▼▼▼

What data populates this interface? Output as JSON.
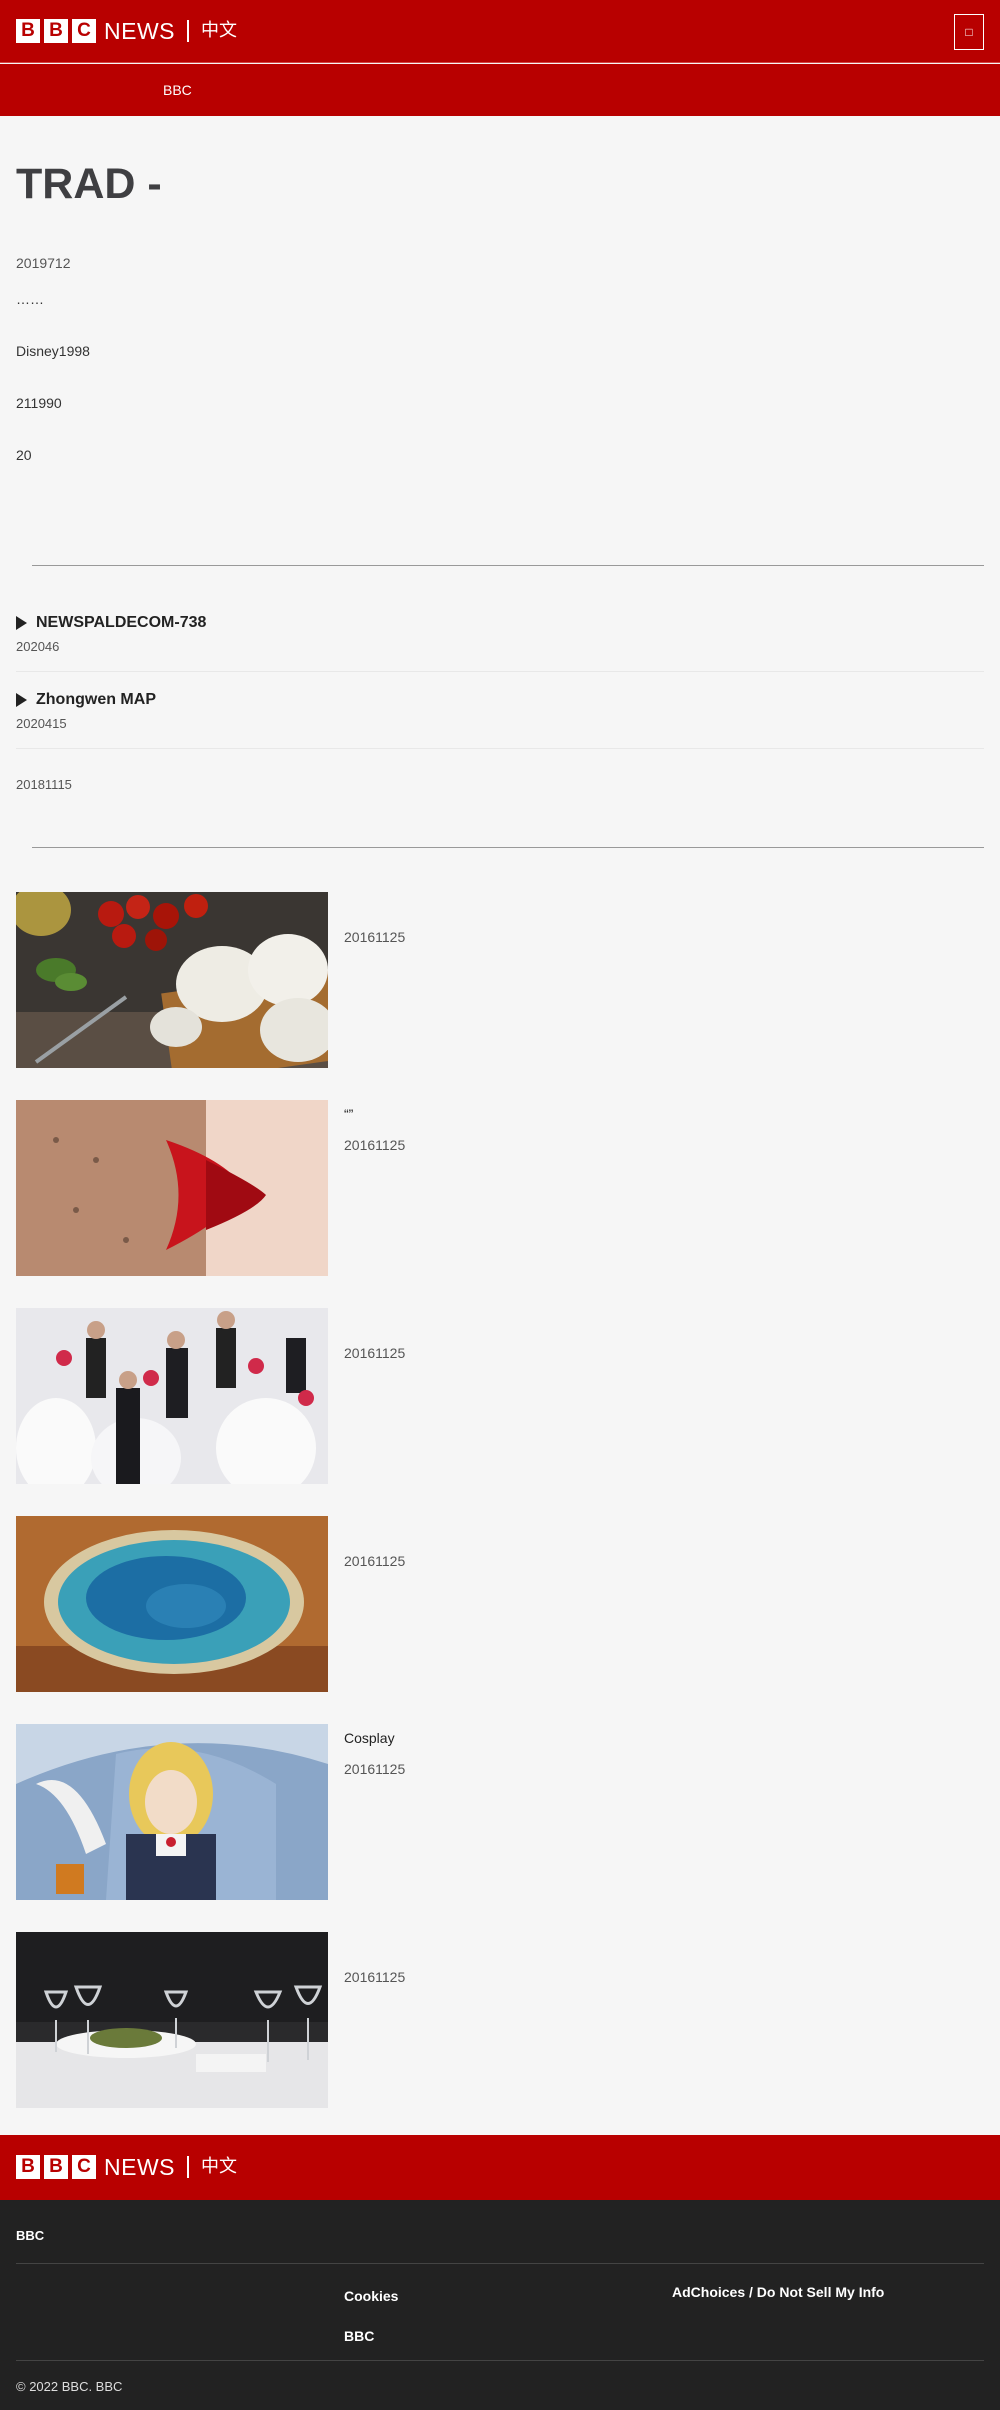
{
  "header": {
    "bbc_letters": [
      "B",
      "B",
      "C"
    ],
    "news_word": "NEWS",
    "language": "中文",
    "menu_icon": "menu-icon"
  },
  "nav": {
    "items": [
      "",
      "",
      "",
      "",
      "",
      "",
      "",
      "BBC"
    ]
  },
  "article": {
    "title": "TRAD - ",
    "date": "2019712",
    "paragraphs": [
      "……",
      "Disney1998",
      "211990",
      "20"
    ]
  },
  "related": {
    "heading": "",
    "items": [
      {
        "title": "NEWSPALDECOM-738",
        "date": "202046",
        "media": "video"
      },
      {
        "title": "Zhongwen MAP",
        "date": "2020415",
        "media": "video"
      },
      {
        "title": "",
        "date": "20181115",
        "media": "text"
      }
    ]
  },
  "top_stories": {
    "heading": "",
    "items": [
      {
        "title": "",
        "date": "20161125",
        "image": "cheese-tomatoes-photo"
      },
      {
        "title": " “”",
        "date": "20161125",
        "image": "kiss-photo"
      },
      {
        "title": " ",
        "date": "20161125",
        "image": "group-wedding-photo"
      },
      {
        "title": "",
        "date": "20161125",
        "image": "hot-spring-photo"
      },
      {
        "title": "Cosplay",
        "date": "20161125",
        "image": "cosplay-photo"
      },
      {
        "title": " ",
        "date": "20161125",
        "image": "restaurant-table-photo"
      }
    ]
  },
  "footer": {
    "heading": "BBC",
    "links_col1": [
      "",
      ""
    ],
    "links_col2": [
      "Cookies",
      "BBC"
    ],
    "links_col3": [
      "AdChoices / Do Not Sell My Info"
    ],
    "copyright": "© 2022 BBC. BBC "
  },
  "colors": {
    "brand_red": "#b80000",
    "footer_dark": "#222222",
    "page_bg": "#f6f6f6"
  }
}
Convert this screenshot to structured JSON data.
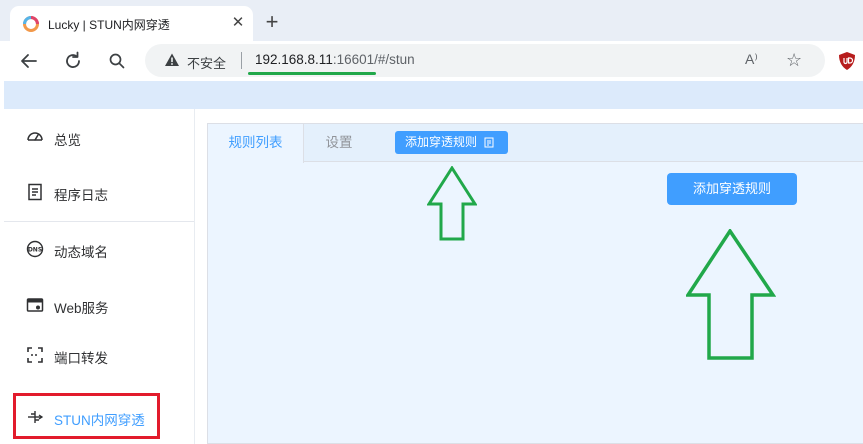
{
  "browser": {
    "tab_title": "Lucky | STUN内网穿透",
    "tab_close": "✕",
    "new_tab": "+",
    "insecure_label": "不安全",
    "url_host": "192.168.8.11",
    "url_rest": ":16601/#/stun",
    "read_aloud": "A⁾",
    "star": "☆"
  },
  "sidebar": {
    "items": [
      {
        "label": "总览",
        "icon": "dashboard-icon"
      },
      {
        "label": "程序日志",
        "icon": "log-icon"
      },
      {
        "label": "动态域名",
        "icon": "dns-icon"
      },
      {
        "label": "Web服务",
        "icon": "web-service-icon"
      },
      {
        "label": "端口转发",
        "icon": "port-forward-icon"
      },
      {
        "label": "STUN内网穿透",
        "icon": "stun-icon",
        "active": true
      }
    ]
  },
  "main": {
    "tabs": [
      {
        "label": "规则列表",
        "active": true
      },
      {
        "label": "设置",
        "active": false
      }
    ],
    "add_rule_small": "添加穿透规则",
    "add_rule_large": "添加穿透规则"
  },
  "colors": {
    "accent": "#409eff",
    "annotation_arrow": "#21a84a",
    "annotation_box": "#e21b2c"
  }
}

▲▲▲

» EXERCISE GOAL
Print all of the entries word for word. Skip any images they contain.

» ANSWER SPACE
What data populates this interface? Output as JSON.
{
  "header": {
    "bbc_letters": [
      "B",
      "B",
      "C"
    ],
    "news_word": "NEWS",
    "language": "中文",
    "menu_icon": "menu-icon"
  },
  "nav": {
    "items": [
      "",
      "",
      "",
      "",
      "",
      "",
      "",
      "BBC"
    ]
  },
  "article": {
    "title": "TRAD - ",
    "date": "2019712",
    "paragraphs": [
      "……",
      "Disney1998",
      "211990",
      "20"
    ]
  },
  "related": {
    "heading": "",
    "items": [
      {
        "title": "NEWSPALDECOM-738",
        "date": "202046",
        "media": "video"
      },
      {
        "title": "Zhongwen MAP",
        "date": "2020415",
        "media": "video"
      },
      {
        "title": "",
        "date": "20181115",
        "media": "text"
      }
    ]
  },
  "top_stories": {
    "heading": "",
    "items": [
      {
        "title": "",
        "date": "20161125",
        "image": "cheese-tomatoes-photo"
      },
      {
        "title": " “”",
        "date": "20161125",
        "image": "kiss-photo"
      },
      {
        "title": " ",
        "date": "20161125",
        "image": "group-wedding-photo"
      },
      {
        "title": "",
        "date": "20161125",
        "image": "hot-spring-photo"
      },
      {
        "title": "Cosplay",
        "date": "20161125",
        "image": "cosplay-photo"
      },
      {
        "title": " ",
        "date": "20161125",
        "image": "restaurant-table-photo"
      }
    ]
  },
  "footer": {
    "heading": "BBC",
    "links_col1": [
      "",
      ""
    ],
    "links_col2": [
      "Cookies",
      "BBC"
    ],
    "links_col3": [
      "AdChoices / Do Not Sell My Info"
    ],
    "copyright": "© 2022 BBC. BBC "
  },
  "colors": {
    "brand_red": "#b80000",
    "footer_dark": "#222222",
    "page_bg": "#f6f6f6"
  }
}
Convert this screenshot to structured JSON data.
{
  "browser": {
    "tab_title": "Lucky | STUN内网穿透",
    "tab_close": "✕",
    "new_tab": "+",
    "insecure_label": "不安全",
    "url_host": "192.168.8.11",
    "url_rest": ":16601/#/stun",
    "read_aloud": "A⁾",
    "star": "☆"
  },
  "sidebar": {
    "items": [
      {
        "label": "总览",
        "icon": "dashboard-icon"
      },
      {
        "label": "程序日志",
        "icon": "log-icon"
      },
      {
        "label": "动态域名",
        "icon": "dns-icon"
      },
      {
        "label": "Web服务",
        "icon": "web-service-icon"
      },
      {
        "label": "端口转发",
        "icon": "port-forward-icon"
      },
      {
        "label": "STUN内网穿透",
        "icon": "stun-icon",
        "active": true
      }
    ]
  },
  "main": {
    "tabs": [
      {
        "label": "规则列表",
        "active": true
      },
      {
        "label": "设置",
        "active": false
      }
    ],
    "add_rule_small": "添加穿透规则",
    "add_rule_large": "添加穿透规则"
  },
  "colors": {
    "accent": "#409eff",
    "annotation_arrow": "#21a84a",
    "annotation_box": "#e21b2c"
  }
}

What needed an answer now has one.